**EXERCISE DESCRIPTION**: Every record below is to be retyped exactly, with the pictures left out.

**Source data**:
■ ■ ■ ■ ■ ■ ■

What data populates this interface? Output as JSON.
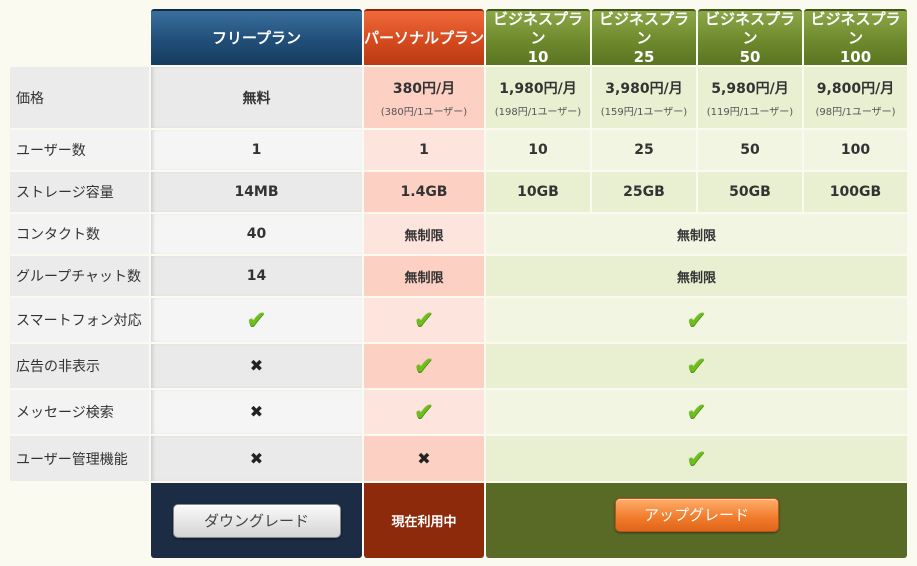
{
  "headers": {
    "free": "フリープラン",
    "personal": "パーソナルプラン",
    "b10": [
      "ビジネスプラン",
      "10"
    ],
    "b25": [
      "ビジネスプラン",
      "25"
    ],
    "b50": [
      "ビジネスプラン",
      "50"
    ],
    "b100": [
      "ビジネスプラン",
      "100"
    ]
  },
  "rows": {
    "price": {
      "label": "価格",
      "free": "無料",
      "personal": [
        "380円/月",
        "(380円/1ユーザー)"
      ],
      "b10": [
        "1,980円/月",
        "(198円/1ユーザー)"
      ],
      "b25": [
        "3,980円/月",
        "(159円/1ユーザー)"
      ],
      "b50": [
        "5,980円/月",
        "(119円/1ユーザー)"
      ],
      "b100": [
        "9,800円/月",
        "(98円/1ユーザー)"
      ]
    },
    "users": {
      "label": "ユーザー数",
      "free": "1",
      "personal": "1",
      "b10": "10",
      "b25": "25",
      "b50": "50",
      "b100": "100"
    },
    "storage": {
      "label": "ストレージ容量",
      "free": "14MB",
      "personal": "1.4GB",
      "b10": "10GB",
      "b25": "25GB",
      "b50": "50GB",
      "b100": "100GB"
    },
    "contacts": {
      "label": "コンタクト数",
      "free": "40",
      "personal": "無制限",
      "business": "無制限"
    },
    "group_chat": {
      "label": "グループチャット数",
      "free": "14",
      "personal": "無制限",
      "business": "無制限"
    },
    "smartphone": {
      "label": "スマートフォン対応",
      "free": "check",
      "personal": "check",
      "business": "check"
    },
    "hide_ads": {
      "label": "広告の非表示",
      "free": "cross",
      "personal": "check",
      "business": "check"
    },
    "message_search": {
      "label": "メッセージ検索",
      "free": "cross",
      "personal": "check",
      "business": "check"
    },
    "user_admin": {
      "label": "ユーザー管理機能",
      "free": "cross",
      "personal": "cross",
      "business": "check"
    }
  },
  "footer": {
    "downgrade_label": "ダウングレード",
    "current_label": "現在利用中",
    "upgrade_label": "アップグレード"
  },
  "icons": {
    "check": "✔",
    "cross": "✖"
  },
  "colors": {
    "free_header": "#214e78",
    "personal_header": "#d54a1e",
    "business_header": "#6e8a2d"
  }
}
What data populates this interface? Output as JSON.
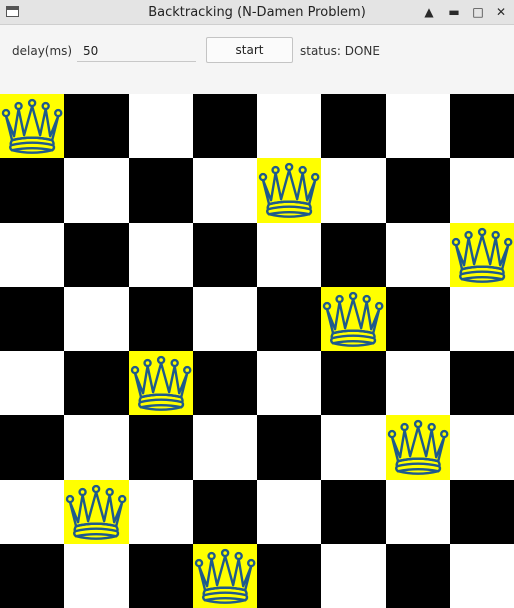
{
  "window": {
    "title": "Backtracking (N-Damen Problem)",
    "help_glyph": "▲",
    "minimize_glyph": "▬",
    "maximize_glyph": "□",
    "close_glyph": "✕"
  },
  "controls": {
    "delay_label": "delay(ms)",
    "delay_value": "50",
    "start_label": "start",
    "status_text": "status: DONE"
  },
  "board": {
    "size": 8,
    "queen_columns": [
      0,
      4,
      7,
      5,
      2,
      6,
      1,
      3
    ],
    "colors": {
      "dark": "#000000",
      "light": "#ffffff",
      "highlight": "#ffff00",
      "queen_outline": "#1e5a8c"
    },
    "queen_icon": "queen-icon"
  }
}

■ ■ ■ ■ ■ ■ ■

**RESPONSE AREA**:
What data populates this interface? Output as JSON.
{
  "headers": {
    "free": "フリープラン",
    "personal": "パーソナルプラン",
    "b10": [
      "ビジネスプラン",
      "10"
    ],
    "b25": [
      "ビジネスプラン",
      "25"
    ],
    "b50": [
      "ビジネスプラン",
      "50"
    ],
    "b100": [
      "ビジネスプラン",
      "100"
    ]
  },
  "rows": {
    "price": {
      "label": "価格",
      "free": "無料",
      "personal": [
        "380円/月",
        "(380円/1ユーザー)"
      ],
      "b10": [
        "1,980円/月",
        "(198円/1ユーザー)"
      ],
      "b25": [
        "3,980円/月",
        "(159円/1ユーザー)"
      ],
      "b50": [
        "5,980円/月",
        "(119円/1ユーザー)"
      ],
      "b100": [
        "9,800円/月",
        "(98円/1ユーザー)"
      ]
    },
    "users": {
      "label": "ユーザー数",
      "free": "1",
      "personal": "1",
      "b10": "10",
      "b25": "25",
      "b50": "50",
      "b100": "100"
    },
    "storage": {
      "label": "ストレージ容量",
      "free": "14MB",
      "personal": "1.4GB",
      "b10": "10GB",
      "b25": "25GB",
      "b50": "50GB",
      "b100": "100GB"
    },
    "contacts": {
      "label": "コンタクト数",
      "free": "40",
      "personal": "無制限",
      "business": "無制限"
    },
    "group_chat": {
      "label": "グループチャット数",
      "free": "14",
      "personal": "無制限",
      "business": "無制限"
    },
    "smartphone": {
      "label": "スマートフォン対応",
      "free": "check",
      "personal": "check",
      "business": "check"
    },
    "hide_ads": {
      "label": "広告の非表示",
      "free": "cross",
      "personal": "check",
      "business": "check"
    },
    "message_search": {
      "label": "メッセージ検索",
      "free": "cross",
      "personal": "check",
      "business": "check"
    },
    "user_admin": {
      "label": "ユーザー管理機能",
      "free": "cross",
      "personal": "cross",
      "business": "check"
    }
  },
  "footer": {
    "downgrade_label": "ダウングレード",
    "current_label": "現在利用中",
    "upgrade_label": "アップグレード"
  },
  "icons": {
    "check": "✔",
    "cross": "✖"
  },
  "colors": {
    "free_header": "#214e78",
    "personal_header": "#d54a1e",
    "business_header": "#6e8a2d"
  }
}
What data populates this interface? Output as JSON.
{
  "window": {
    "title": "Backtracking (N-Damen Problem)",
    "help_glyph": "▲",
    "minimize_glyph": "▬",
    "maximize_glyph": "□",
    "close_glyph": "✕"
  },
  "controls": {
    "delay_label": "delay(ms)",
    "delay_value": "50",
    "start_label": "start",
    "status_text": "status: DONE"
  },
  "board": {
    "size": 8,
    "queen_columns": [
      0,
      4,
      7,
      5,
      2,
      6,
      1,
      3
    ],
    "colors": {
      "dark": "#000000",
      "light": "#ffffff",
      "highlight": "#ffff00",
      "queen_outline": "#1e5a8c"
    },
    "queen_icon": "queen-icon"
  }
}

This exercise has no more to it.